[Dataset excerpts]
---*---

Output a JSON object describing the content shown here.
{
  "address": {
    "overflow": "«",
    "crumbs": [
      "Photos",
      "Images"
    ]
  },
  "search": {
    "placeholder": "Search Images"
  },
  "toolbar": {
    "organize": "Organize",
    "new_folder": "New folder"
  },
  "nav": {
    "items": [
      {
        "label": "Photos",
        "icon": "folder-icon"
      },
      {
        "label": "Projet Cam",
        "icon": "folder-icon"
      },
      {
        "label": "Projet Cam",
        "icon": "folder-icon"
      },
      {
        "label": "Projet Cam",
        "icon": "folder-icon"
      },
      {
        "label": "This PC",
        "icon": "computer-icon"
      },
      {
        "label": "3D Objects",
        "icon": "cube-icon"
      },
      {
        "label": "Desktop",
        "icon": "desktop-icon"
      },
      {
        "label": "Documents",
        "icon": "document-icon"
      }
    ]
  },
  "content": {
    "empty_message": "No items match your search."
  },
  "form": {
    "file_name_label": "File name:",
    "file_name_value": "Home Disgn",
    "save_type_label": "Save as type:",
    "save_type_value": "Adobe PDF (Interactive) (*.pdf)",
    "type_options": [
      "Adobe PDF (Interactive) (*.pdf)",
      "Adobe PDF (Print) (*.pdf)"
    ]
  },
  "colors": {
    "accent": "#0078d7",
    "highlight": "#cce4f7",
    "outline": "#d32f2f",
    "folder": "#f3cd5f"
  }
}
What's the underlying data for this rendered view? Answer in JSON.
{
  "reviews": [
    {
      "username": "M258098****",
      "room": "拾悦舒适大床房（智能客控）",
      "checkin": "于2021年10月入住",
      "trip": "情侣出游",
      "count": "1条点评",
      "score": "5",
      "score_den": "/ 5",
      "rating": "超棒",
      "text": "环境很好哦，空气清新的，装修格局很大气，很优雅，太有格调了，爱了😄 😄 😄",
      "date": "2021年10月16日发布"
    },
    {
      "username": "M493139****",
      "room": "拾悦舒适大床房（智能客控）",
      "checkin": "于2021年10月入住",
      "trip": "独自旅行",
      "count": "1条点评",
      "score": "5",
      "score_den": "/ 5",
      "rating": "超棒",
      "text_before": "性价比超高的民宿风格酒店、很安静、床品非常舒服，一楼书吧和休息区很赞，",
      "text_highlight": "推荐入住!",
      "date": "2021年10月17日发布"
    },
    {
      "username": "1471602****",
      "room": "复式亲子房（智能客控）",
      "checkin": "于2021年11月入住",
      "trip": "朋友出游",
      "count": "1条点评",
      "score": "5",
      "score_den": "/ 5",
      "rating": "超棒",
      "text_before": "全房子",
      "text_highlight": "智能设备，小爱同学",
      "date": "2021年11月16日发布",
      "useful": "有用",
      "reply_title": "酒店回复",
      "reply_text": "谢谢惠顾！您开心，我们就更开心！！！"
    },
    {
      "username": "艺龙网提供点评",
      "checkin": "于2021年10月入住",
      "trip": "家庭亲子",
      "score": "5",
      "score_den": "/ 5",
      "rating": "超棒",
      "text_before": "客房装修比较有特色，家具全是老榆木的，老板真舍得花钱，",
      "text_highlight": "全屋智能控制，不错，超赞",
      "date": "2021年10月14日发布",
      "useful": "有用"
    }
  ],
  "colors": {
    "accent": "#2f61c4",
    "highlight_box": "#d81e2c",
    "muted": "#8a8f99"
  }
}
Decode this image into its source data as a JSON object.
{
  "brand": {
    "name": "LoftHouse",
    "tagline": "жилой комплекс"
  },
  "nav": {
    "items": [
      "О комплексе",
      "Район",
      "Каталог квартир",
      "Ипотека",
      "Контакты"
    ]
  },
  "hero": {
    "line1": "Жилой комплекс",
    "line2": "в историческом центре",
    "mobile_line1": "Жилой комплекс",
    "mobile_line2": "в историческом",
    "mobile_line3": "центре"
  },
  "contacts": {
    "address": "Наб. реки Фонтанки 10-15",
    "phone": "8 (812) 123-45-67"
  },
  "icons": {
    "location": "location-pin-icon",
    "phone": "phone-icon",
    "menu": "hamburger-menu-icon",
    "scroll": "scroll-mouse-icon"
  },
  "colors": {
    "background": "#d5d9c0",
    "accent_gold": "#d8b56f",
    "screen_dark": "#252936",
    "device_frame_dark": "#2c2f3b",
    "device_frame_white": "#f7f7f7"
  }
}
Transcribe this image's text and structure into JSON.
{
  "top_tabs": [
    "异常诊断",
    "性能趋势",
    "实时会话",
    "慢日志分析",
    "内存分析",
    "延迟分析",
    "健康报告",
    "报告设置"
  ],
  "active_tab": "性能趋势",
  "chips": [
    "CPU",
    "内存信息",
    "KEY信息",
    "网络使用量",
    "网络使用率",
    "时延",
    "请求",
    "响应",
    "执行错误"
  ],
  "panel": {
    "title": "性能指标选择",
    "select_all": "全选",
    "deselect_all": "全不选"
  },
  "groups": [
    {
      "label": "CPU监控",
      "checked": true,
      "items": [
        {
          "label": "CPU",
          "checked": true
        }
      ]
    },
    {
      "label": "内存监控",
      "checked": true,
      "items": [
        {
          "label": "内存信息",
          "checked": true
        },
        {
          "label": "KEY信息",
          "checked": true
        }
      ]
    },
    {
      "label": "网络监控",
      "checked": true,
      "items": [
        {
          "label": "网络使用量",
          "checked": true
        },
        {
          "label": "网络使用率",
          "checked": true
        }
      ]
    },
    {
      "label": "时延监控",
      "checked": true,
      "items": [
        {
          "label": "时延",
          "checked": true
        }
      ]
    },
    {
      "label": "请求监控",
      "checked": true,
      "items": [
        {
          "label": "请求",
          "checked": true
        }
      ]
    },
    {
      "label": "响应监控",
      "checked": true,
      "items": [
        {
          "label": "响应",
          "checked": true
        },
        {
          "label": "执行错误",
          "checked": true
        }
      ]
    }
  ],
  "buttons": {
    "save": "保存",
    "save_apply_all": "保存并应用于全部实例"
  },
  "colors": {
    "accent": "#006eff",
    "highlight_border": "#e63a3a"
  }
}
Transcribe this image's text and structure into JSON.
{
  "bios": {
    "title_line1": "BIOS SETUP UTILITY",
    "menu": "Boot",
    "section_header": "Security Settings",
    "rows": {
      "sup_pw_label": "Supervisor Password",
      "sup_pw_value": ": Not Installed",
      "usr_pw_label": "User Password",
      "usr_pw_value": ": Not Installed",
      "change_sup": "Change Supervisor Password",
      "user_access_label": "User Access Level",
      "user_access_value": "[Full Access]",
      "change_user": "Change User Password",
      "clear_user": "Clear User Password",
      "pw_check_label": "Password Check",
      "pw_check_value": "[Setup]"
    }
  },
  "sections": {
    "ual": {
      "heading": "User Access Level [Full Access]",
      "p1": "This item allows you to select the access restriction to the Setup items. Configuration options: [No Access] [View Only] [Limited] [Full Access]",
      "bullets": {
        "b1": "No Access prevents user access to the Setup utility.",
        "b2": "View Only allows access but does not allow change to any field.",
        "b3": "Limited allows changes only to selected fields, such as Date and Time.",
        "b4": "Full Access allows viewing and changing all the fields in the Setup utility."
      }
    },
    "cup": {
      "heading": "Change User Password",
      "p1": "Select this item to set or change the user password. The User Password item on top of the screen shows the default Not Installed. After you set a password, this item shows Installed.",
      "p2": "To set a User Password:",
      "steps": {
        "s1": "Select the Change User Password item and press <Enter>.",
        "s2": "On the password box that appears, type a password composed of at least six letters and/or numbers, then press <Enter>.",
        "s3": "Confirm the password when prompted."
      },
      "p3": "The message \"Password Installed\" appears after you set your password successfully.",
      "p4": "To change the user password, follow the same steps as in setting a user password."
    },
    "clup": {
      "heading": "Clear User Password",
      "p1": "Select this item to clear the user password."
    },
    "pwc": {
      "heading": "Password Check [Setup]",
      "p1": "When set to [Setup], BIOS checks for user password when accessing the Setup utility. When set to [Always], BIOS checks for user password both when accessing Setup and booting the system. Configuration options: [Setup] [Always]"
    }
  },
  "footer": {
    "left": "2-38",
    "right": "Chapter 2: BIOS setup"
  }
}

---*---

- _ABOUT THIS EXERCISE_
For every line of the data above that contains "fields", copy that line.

- _EXERCISE RESPONSE_
        "b3": "Limited allows changes only to selected fields, such as Date and Time.",
        "b4": "Full Access allows viewing and changing all the fields in the Setup utility."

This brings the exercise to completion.